Hubert S.,University of Sainte-Anne |
Higgins B.,The Atlantic Genome Center |
Borza T.,The Atlantic Genome Center |
Bowman S.,The Atlantic Genome Center
BMC Genomics | Year: 2010
Background: Atlantic cod (Gadus morhua) is a species with increasing economic significance for the aquaculture industry. The genetic improvement of cod will play a critical role in achieving successful large-scale aquaculture. While many microsatellite markers have been developed in cod, the number of single nucleotide polymorphisms (SNPs) is currently limited. Here we report the identification of SNPs from sequence data generated by a large-scale expressed sequence tag (EST) program, focusing on fish originating from Canadian waters.Results: A total of 97976 ESTs were assembled to generate 13448 contigs. We detected 4753 SNPs that met our selection criteria (depth of coverage ≥ 4 reads; minor allele frequency > 25%). 3072 SNPs were selected for testing. The percentage of successful assays was 75%, with 2291 SNPs amplifying correctly. Of these, 607 (26%) SNPs were monomorphic for all populations tested.

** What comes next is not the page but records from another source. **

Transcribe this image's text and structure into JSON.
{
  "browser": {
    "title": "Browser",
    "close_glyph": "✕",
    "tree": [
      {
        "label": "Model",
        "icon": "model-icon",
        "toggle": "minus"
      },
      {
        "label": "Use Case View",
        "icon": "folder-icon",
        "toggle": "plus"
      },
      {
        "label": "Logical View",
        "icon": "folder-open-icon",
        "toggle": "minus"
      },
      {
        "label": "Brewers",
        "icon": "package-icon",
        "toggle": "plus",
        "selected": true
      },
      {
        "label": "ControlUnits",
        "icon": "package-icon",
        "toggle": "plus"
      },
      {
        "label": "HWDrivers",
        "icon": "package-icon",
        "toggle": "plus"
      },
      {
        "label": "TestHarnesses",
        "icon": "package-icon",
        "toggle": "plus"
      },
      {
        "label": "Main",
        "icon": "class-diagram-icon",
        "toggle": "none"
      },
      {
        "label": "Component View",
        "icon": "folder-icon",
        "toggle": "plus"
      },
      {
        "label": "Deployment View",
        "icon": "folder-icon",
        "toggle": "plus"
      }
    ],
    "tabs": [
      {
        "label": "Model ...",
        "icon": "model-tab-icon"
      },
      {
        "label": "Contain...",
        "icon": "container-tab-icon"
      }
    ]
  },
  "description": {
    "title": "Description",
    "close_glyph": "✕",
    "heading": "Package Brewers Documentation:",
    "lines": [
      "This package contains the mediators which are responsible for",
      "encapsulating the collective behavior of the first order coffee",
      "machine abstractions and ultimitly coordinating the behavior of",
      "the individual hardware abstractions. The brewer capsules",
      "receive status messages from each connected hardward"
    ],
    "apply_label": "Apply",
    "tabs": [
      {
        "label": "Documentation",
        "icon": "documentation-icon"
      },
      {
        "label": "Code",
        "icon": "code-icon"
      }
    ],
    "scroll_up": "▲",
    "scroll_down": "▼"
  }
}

In total, 64 (4%) of SNPs are likely to represent duplicated genes or highly similar members of gene families, rather than alternative alleles of the same gene, since they showed a high frequency of heterozygosity. The remaining polymorphic SNPs (1620) were categorised as validated SNPs. The mean minor allele frequency of the validated loci was 0.258 (± 0.141). Of the 1514 contigs from which validated SNPs were selected, 31% have a significant blast hit. For the SNPs predicted to occur in coding regions (141), we determined that 36% (51) are non-synonymous. Many loci (1033 SNPs; 64%) are polymorphic in all populations tested. However a small number of SNPs (184) that are polymorphic in the Western Atlantic were monomorphic in fish tested from three European populations. A preliminary linkage map has been constructed with 23 major linkage groups and 924 mapped SNPs.Conclusions: These SNPs represent powerful tools to accelerate the genetic improvement of cod aquaculture. They have been used to build a genetic linkage map that can be applied to quantitative trait locus (QTL) discovery. Since these SNPs were generated from ESTs, they are linked to specific genes. Genes that map within QTL intervals can be prioritized for testing to determine whether they contribute to observed phenotypes. © 2010 Hubert et al; licensee BioMed Central Ltd.